When the new House Budget Chairman Paul Ryan (left, R-Wis.) announced that his budget committee would produce budgets for the agencies of the Executive Branch “that assume Obamacare has been repealed,” Ryan was using the most effective limitation provided by the Founders to keep the Executive Branch under control: its funding.
In an Internet video piece dated September 27, 2010 which recently made the rounds of conservative media, AFL-CIO boss Richard Trumka explains his union's intention to be a tool for social change and to bring about a "progressive America."
Thirteen years ago Massachusetts enacted a constitutional provision which required an adjustment in the pay of state legislators and other elected state officials based upon the rise, or fall, of the median household income in the Commonwealth. That income declined by .5% over the period of time used in the estimate. What is the result? Ordinary members of the Massachusetts Legislature have had their yearly salary of $61,440 reduced by a whopping $307.

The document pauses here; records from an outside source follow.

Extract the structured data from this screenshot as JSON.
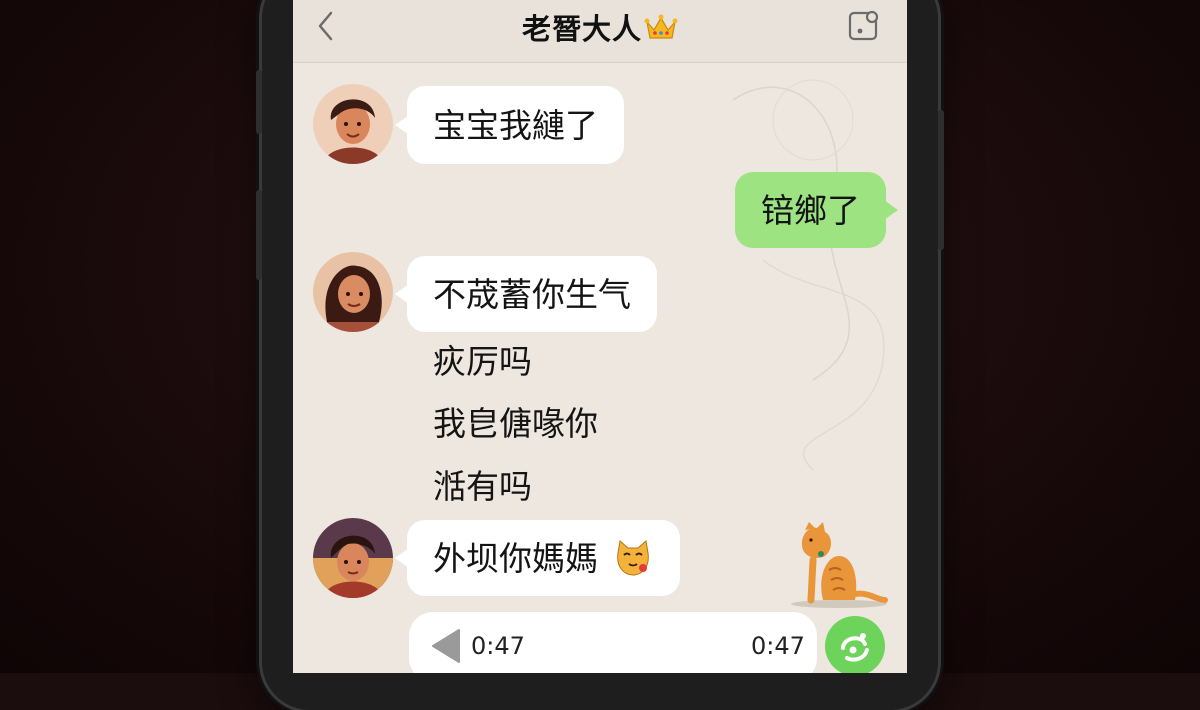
{
  "chat": {
    "title": "老朁大人",
    "title_emoji": "crown-icon",
    "back_icon": "chevron-left-icon",
    "more_icon": "square-dot-icon"
  },
  "messages": [
    {
      "side": "left",
      "text": "宝宝我縺了",
      "avatar": "woman-avatar"
    },
    {
      "side": "right",
      "text": "锫鄉了"
    },
    {
      "side": "left",
      "text": "不荿蓄你生气",
      "avatar": "woman-avatar"
    },
    {
      "side": "left",
      "text": "疢厉吗"
    },
    {
      "side": "left",
      "text": "我皀傏喙你"
    },
    {
      "side": "left",
      "text": "湉有吗"
    },
    {
      "side": "left",
      "text": "外坝你媽媽",
      "emoji": "cat-face-icon",
      "avatar": "woman-avatar"
    }
  ],
  "voice": {
    "elapsed": "0:47",
    "duration": "0:47",
    "play_icon": "play-triangle-icon",
    "action_icon": "green-voice-icon"
  },
  "sticker": "orange-cat-sticker",
  "colors": {
    "screen_bg": "#ede7df",
    "header_bg": "#e8e2da",
    "bubble_left": "#ffffff",
    "bubble_right": "#9de382",
    "action_green": "#6dd35a",
    "backdrop": "#1b0c0d"
  }
}
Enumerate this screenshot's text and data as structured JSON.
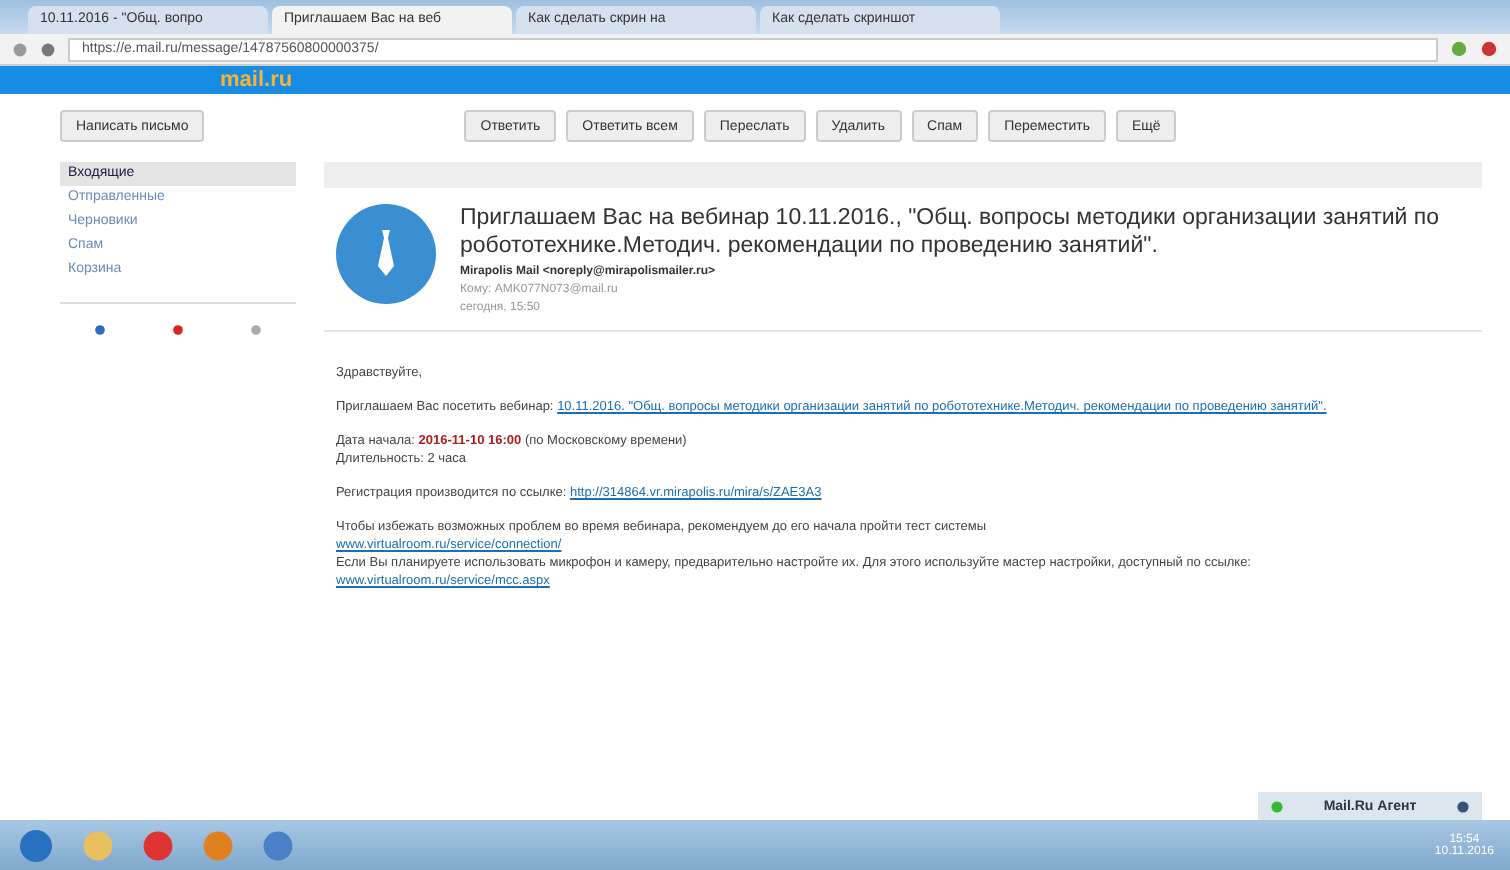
{
  "browser": {
    "tabs": [
      {
        "label": "10.11.2016 - \"Общ. вопро",
        "selected": false
      },
      {
        "label": "Приглашаем Вас на веб",
        "selected": true
      },
      {
        "label": "Как сделать скрин на",
        "selected": false
      },
      {
        "label": "Как сделать скриншот",
        "selected": false
      }
    ],
    "url": "https://e.mail.ru/message/14787560800000375/"
  },
  "mail": {
    "logo": "mail.ru",
    "toolbar": {
      "compose": "Написать письмо",
      "actions": [
        "Ответить",
        "Ответить всем",
        "Переслать",
        "Удалить",
        "Спам",
        "Переместить",
        "Ещё"
      ]
    },
    "folders": [
      {
        "label": "Входящие",
        "selected": true
      },
      {
        "label": "Отправленные",
        "selected": false
      },
      {
        "label": "Черновики",
        "selected": false
      },
      {
        "label": "Спам",
        "selected": false
      },
      {
        "label": "Корзина",
        "selected": false
      }
    ],
    "message": {
      "subject": "Приглашаем Вас на вебинар 10.11.2016., \"Общ. вопросы методики организации занятий по робототехнике.Методич. рекомендации по проведению занятий\".",
      "sender": "Mirapolis Mail <noreply@mirapolismailer.ru>",
      "to": "Кому: AMK077N073@mail.ru",
      "date": "сегодня, 15:50",
      "greeting": "Здравствуйте,",
      "invite_text": "Приглашаем Вас посетить вебинар:",
      "invite_link": "10.11.2016. \"Общ. вопросы методики организации занятий по робототехнике.Методич. рекомендации по проведению занятий\".",
      "start_label": "Дата начала:",
      "start_value": "2016-11-10 16:00",
      "start_note": "(по Московскому времени)",
      "duration": "Длительность: 2 часа",
      "reg_text": "Регистрация производится по ссылке:",
      "reg_link": "http://314864.vr.mirapolis.ru/mira/s/ZAE3A3",
      "check_text": "Чтобы избежать возможных проблем во время вебинара, рекомендуем до его начала пройти тест системы",
      "check_link": "www.virtualroom.ru/service/connection/",
      "setup_text": "Если Вы планируете использовать микрофон и камеру, предварительно настройте их. Для этого используйте мастер настройки, доступный по ссылке:",
      "setup_link": "www.virtualroom.ru/service/mcc.aspx"
    }
  },
  "agent": {
    "title": "Mail.Ru Агент"
  },
  "taskbar": {
    "time": "15:54",
    "date": "10.11.2016"
  }
}
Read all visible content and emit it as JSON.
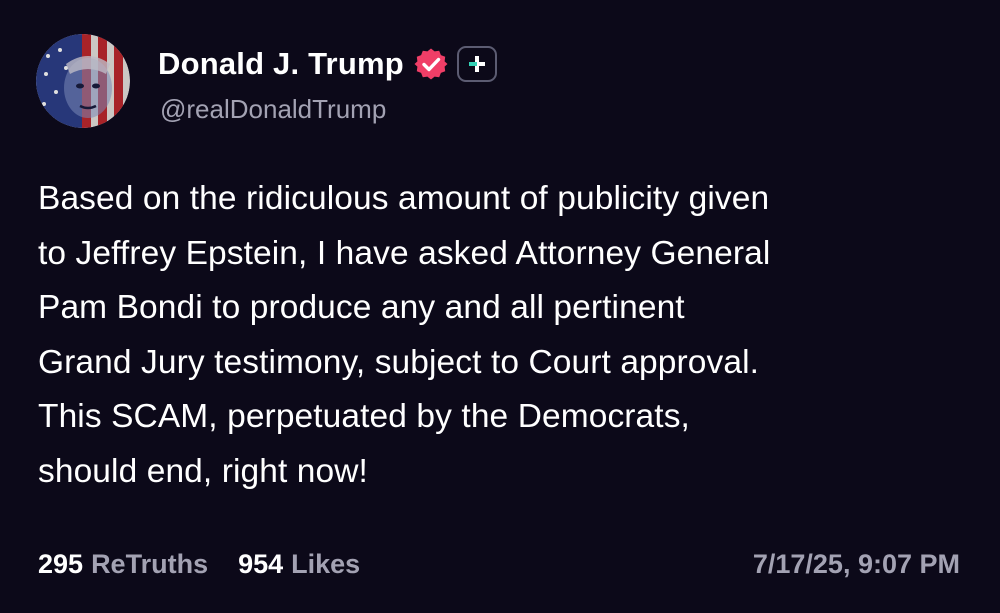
{
  "author": {
    "display_name": "Donald J. Trump",
    "handle": "@realDonaldTrump",
    "verified": true,
    "verified_color": "#f03e67"
  },
  "icons": {
    "verified": "verified-badge-icon",
    "follow": "plus-icon",
    "follow_accent": "#33d1b6"
  },
  "post": {
    "lines": [
      "Based on the ridiculous amount of publicity given",
      "to Jeffrey Epstein, I have asked Attorney General",
      "Pam Bondi to produce any and all pertinent",
      "Grand Jury testimony, subject to Court approval.",
      "This SCAM, perpetuated by the Democrats,",
      "should end, right now!"
    ]
  },
  "stats": {
    "retruths_count": "295",
    "retruths_label": "ReTruths",
    "likes_count": "954",
    "likes_label": "Likes"
  },
  "timestamp": "7/17/25, 9:07 PM",
  "colors": {
    "background": "#0c0919",
    "text": "#ffffff",
    "muted": "#a3a2b3"
  }
}
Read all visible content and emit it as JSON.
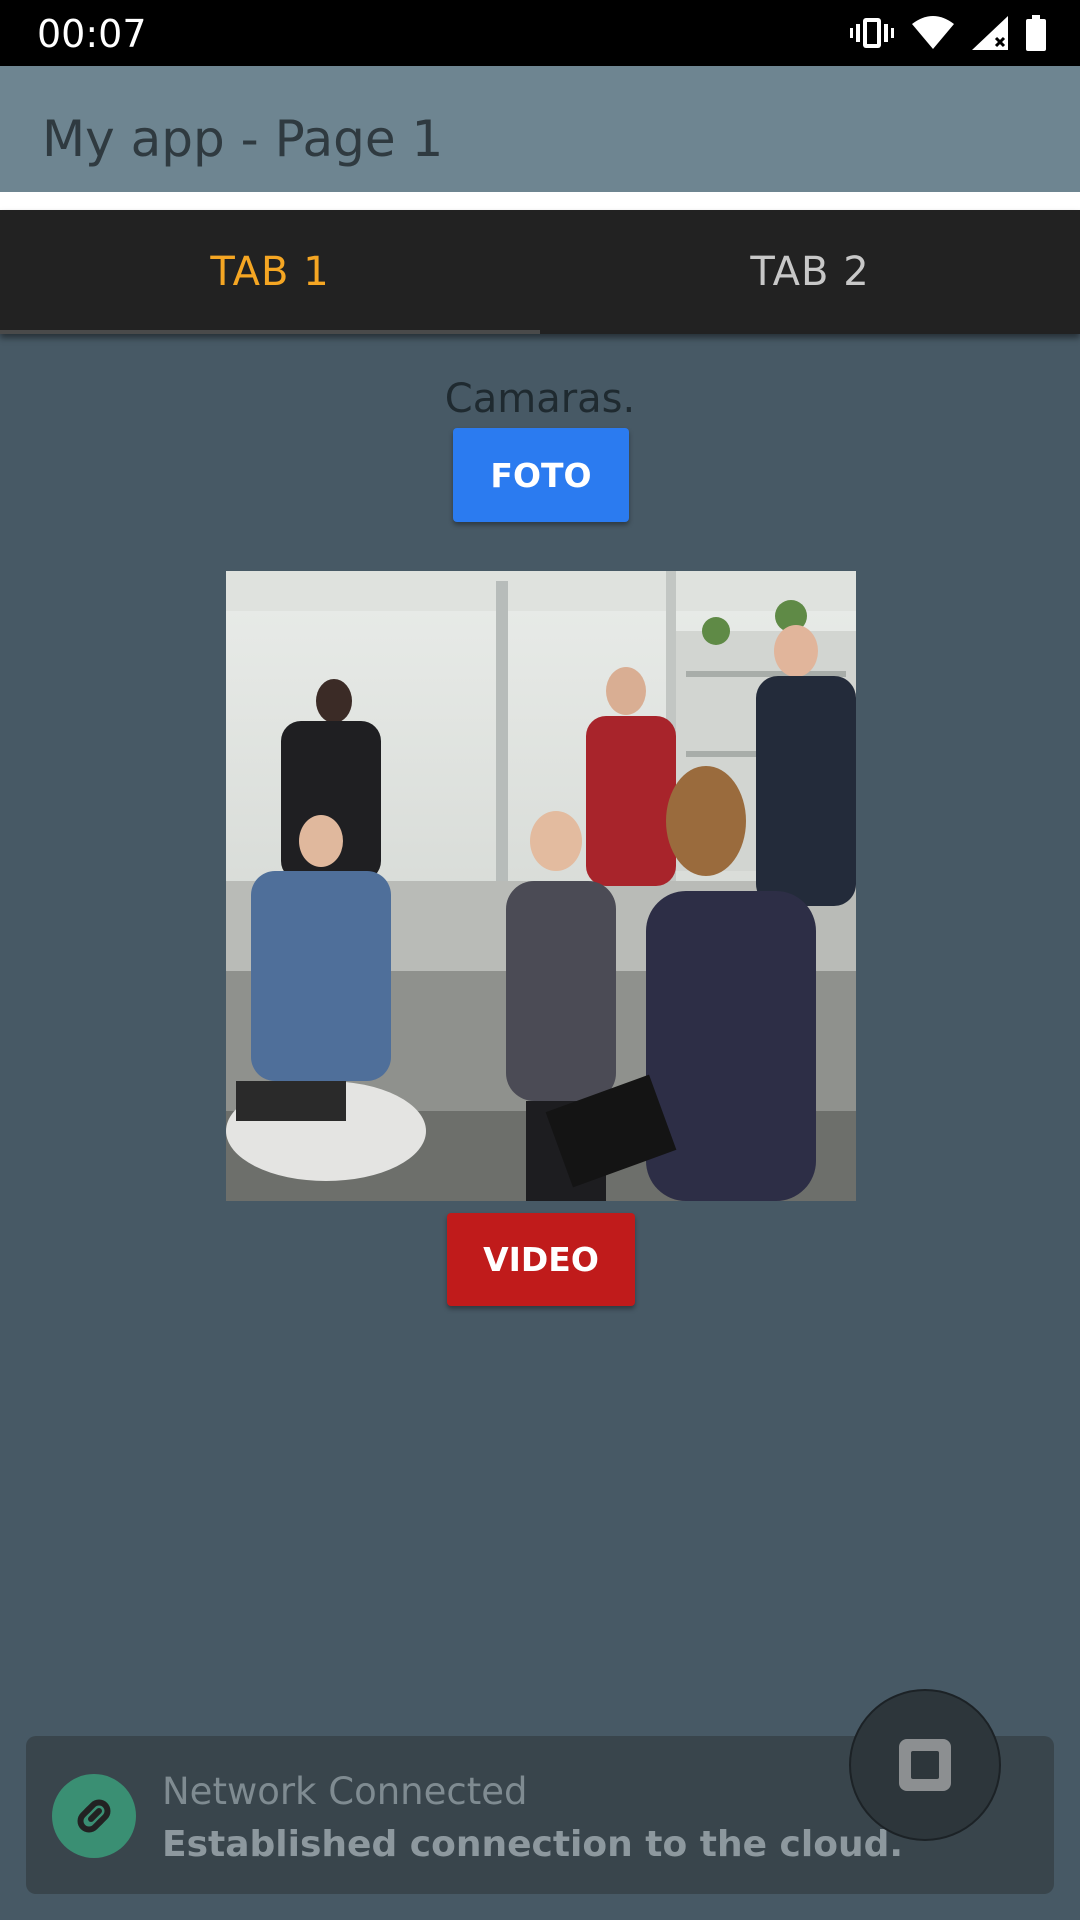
{
  "status_bar": {
    "time": "00:07",
    "icons": [
      "vibrate-icon",
      "wifi-icon",
      "cell-signal-icon",
      "battery-icon"
    ]
  },
  "app_bar": {
    "title": "My app - Page 1"
  },
  "tabs": [
    {
      "label": "TAB 1",
      "selected": true
    },
    {
      "label": "TAB 2",
      "selected": false
    }
  ],
  "content": {
    "section_label": "Camaras.",
    "foto_button": "FOTO",
    "video_button": "VIDEO"
  },
  "toast": {
    "title": "Network Connected",
    "message": "Established connection to the cloud.",
    "icon": "link-icon"
  },
  "fab": {
    "icon": "stop-icon"
  },
  "colors": {
    "accent_tab": "#f5a623",
    "foto_button": "#2b7bf0",
    "video_button": "#c01b1b",
    "background": "#475965"
  }
}
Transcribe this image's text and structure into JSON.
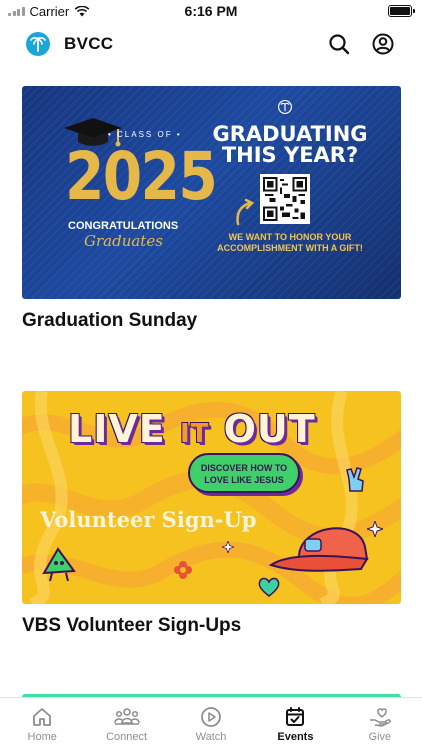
{
  "status_bar": {
    "carrier": "Carrier",
    "time": "6:16 PM"
  },
  "header": {
    "title": "BVCC",
    "search_icon": "search-icon",
    "account_icon": "account-icon"
  },
  "events": [
    {
      "title": "Graduation Sunday",
      "banner": {
        "class_of": "• CLASS OF •",
        "year": "2025",
        "congrats": "CONGRATULATIONS",
        "graduates": "Graduates",
        "headline": "GRADUATING THIS YEAR?",
        "subline": "WE WANT TO HONOR YOUR ACCOMPLISHMENT WITH A GIFT!"
      }
    },
    {
      "title": "VBS Volunteer Sign-Ups",
      "banner": {
        "live": "LIVE",
        "it": "IT",
        "out": "OUT",
        "tagline": "DISCOVER HOW TO LOVE LIKE JESUS",
        "volunteer": "Volunteer Sign-Up"
      }
    }
  ],
  "tabbar": {
    "active": "Events",
    "tabs": [
      {
        "label": "Home",
        "icon": "home-icon"
      },
      {
        "label": "Connect",
        "icon": "people-icon"
      },
      {
        "label": "Watch",
        "icon": "play-icon"
      },
      {
        "label": "Events",
        "icon": "calendar-icon"
      },
      {
        "label": "Give",
        "icon": "give-heart-icon"
      }
    ]
  },
  "colors": {
    "accent": "#1aa6d9",
    "grad_blue": "#1d4aa0",
    "grad_gold": "#e6b84a",
    "vbs_yellow": "#f6c21f",
    "tab_inactive": "#8e8e8e"
  }
}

SUNDAY, 9 JANUARY 2011
After a mass shooting in Tucson, Arizona, left at least six dead and more than a dozen wounded, including Congresswoman Gabrielle Giffords (D-Ariz.), the politicization of the tragedy has already begun. And despite an absence of much concrete information on the shooter’s motives — who at this point appears to be a deranged leftist — efforts to demonize the Second Amendment and conservatives in general are already taking flight.
Prior to the passage of the Patient Protection and Affordable Care Act, known colloquially as ObamaCare, the Congressional Budget Office issued an analysis of the bill stating that it would result in a reduction in federal deficits of $143 billion between 2010 and 2019. This projected deficit reduction was never very convincing. It relied on politically untenable cuts in Medicare and Medicaid physician reimbursement — cuts that have already been forestalled for another year by Congress and the President. It counted as savings minor reductions in enormous future outlays. It was skewed because the tax increases in the bill began almost immediately while much of the spending — including, for example, a long-term at-home healthcare benefit that the CBO projected would “add to future federal budget deficits in a large and growing fashion” — will not commence for several years. And it did not include $115 billion in probable additional spending because of the speed with which the bill was rammed through Congress. (Most of these matters were raised by Richard Foster, chief Medicare actuary, in a pair of reports, one during the congressional debate on the bill and one last August.)